SERBIA: Low Religious Education Enrolment Sparks Accusations.

Branko Bjelajac, Keston News Service, 12 October 2001

After enrolment began in Serbian schools for newly-instituted religious education classes, the Orthodox Synod and the Catholic Bishops' Conference issued separate statements fiercely attacking the ministry of education and sport for what they complained was the 'antidemocratic and illegal behaviour' by the minister and a group of his close associates 'against the basic democratic principle of equal treatment of religious education and the alternative subject, "civic education".' As preliminary results showed that few pupils had opted for religious classes, the Synod complained that parents had not been offered a fair choice. However, Serbia's education minister Gaso Knezevic denied to Keston News Service any accusations of bias, insisting that school principals had been instructed to be 'visibly neutral'.

This autumn the Serbian government introduced the religious education in the first grades of both primary and secondary schools for six religious communities: the Serbian Orthodox Church, the Roman Catholic Church, the Islamic Faith Community, the Jewish Faith Community, the Lutheran and the Reformed Churches (see KNS 22 December 2000). Such classes were introduced despite opposition from many intellectuals, university professors, non-governmental organisations and human rights groups. For those not interested in the religious classes another subject was created, 'civic education', although pupils could opt for no classes at all.

In the event, only 36.2% of primary parents opted for religious education, while 22.4% opted for civic education, a statement issued by the education ministry on 2 October declared. The rest chose no extra classes. Some 15% of primary schools had failed to send in data. No official data were given for secondary schools, but preliminary results show that a large number of secondary pupils also opted for no classes at all. The education ministry estimated that fewer than 30% of secondary pupils had chosen religious education, with the figure in Belgrade at less than 20%. Serbia's religion ministry considers these low figures a disaster.

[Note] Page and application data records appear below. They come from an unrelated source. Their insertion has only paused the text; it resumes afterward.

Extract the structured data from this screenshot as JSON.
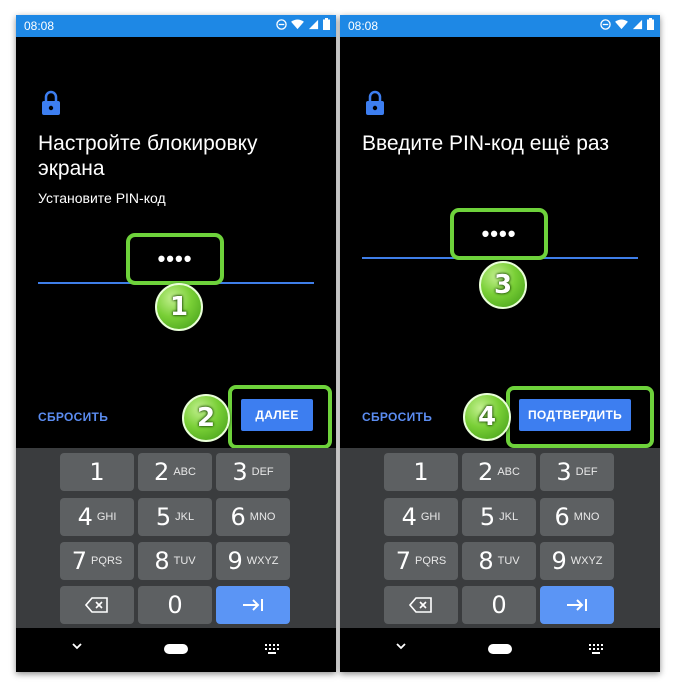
{
  "left": {
    "time": "08:08",
    "title": "Настройте блокировку экрана",
    "subtitle": "Установите PIN-код",
    "pin_dots": "••••",
    "badge_pin": "1",
    "badge_action": "2",
    "reset_label": "СБРОСИТЬ",
    "action_label": "ДАЛЕЕ"
  },
  "right": {
    "time": "08:08",
    "title": "Введите PIN-код ещё раз",
    "pin_dots": "••••",
    "badge_pin": "3",
    "badge_action": "4",
    "reset_label": "СБРОСИТЬ",
    "action_label": "ПОДТВЕРДИТЬ"
  },
  "keypad": {
    "k1": {
      "digit": "1",
      "letters": ""
    },
    "k2": {
      "digit": "2",
      "letters": "ABC"
    },
    "k3": {
      "digit": "3",
      "letters": "DEF"
    },
    "k4": {
      "digit": "4",
      "letters": "GHI"
    },
    "k5": {
      "digit": "5",
      "letters": "JKL"
    },
    "k6": {
      "digit": "6",
      "letters": "MNO"
    },
    "k7": {
      "digit": "7",
      "letters": "PQRS"
    },
    "k8": {
      "digit": "8",
      "letters": "TUV"
    },
    "k9": {
      "digit": "9",
      "letters": "WXYZ"
    },
    "k0": {
      "digit": "0",
      "letters": ""
    }
  },
  "colors": {
    "status_bar": "#1e88e5",
    "highlight_green": "#6ed23b",
    "accent_blue": "#3d7ef0",
    "keypad_bg": "#3a3c3e",
    "key_bg": "#5d6062"
  }
}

'The results of our survey are not completed yet... but we accept the position of "scapegoat" and are prepared for any result,' Knezevic declared in a statement sent to Keston by the education ministry on 4 October. 'The ministry of education and sport - identified in advance as the guilty party for the eventual, expected weak response from pupils to religious education - has from the beginning withheld any statements taking sides,' Knezevic's statement declared. 'Our every instruction to school principals contained the sentence: "You are instructed to be visibly neutral (in decision making)," which itself called for impartiality.

'Several days before the official figures were made public, the Orthodox Synod issued its strongly-worded statement attacking the 'injustice' done to the Serbian Orthodox Church and other religious communities. 'The short informative bulletin [about the religion classes] was not distributed evenly (in many cases it was removed) and prominence was given to the bulletins for the alternative subject... the period of time given to parents and pupils was only two-three days,' the Synod complained. 'By this the government decree [inaugurating the classes] is devalued in practice, our preparation of the syllabus and textbooks was rudely diminished, public opinion manipulated and our believers deceived and humiliated.' The Synod declared it was lodging 'the strongest protest' against officials of the education ministry 'who misused their official position'. 'We appeal to the Serbian government to implement religious education in the educational system in accordance with democratic principles and its own decree.

'Other religious communities have joined the Orthodox Synod's criticism of the education ministry. In its statement, passed to Keston by the Belgrade Catholic Archdiocese on 1 October, the Bishops' Conference complained that the ministry had failed to fulfil its obligations. 'Pupils and their parents did not receive the bulletins,' the bishops complained, adding that 'many school principals and teachers misused their positions to speak against religious education'. They pointed to what they said was discrimination against Catholics in towns such as Palic, Bogojevo and Senta. 'Injustice has been done to our Church by the false accusations, non-objective statements and a specific campaign against religious education. We support the Orthodox Synodal statement in full.' In the statement - signed by Archbishop Stanislav Hocevar of Belgrade, Bishops Janos Penzes of Subotica, Laszlo Huzsvar of Zrenjanin and Djuro Gasparovic of Srem and by Archpriest Holosnjaj of the Greek Catholic Diocese in Krizevci - the Bishops' Conference demanded a meeting with the prime minister, Zoran Djindjic, and an extension of the deadline for enrolment.

'At the moment, we are not prepared to give any response to this new statement by the Catholic church,' Sladjana Popovic, a spokeswoman of the education ministry, told Keston on 4 October. 'We were absent when this happened and we have to see what the Cabinet will decide.

'There are 1,239 primary schools in Serbia (of which 323 are in Kosovo, mostly outside the control of the Belgrade government) with about 90,000 first grade pupils. (END)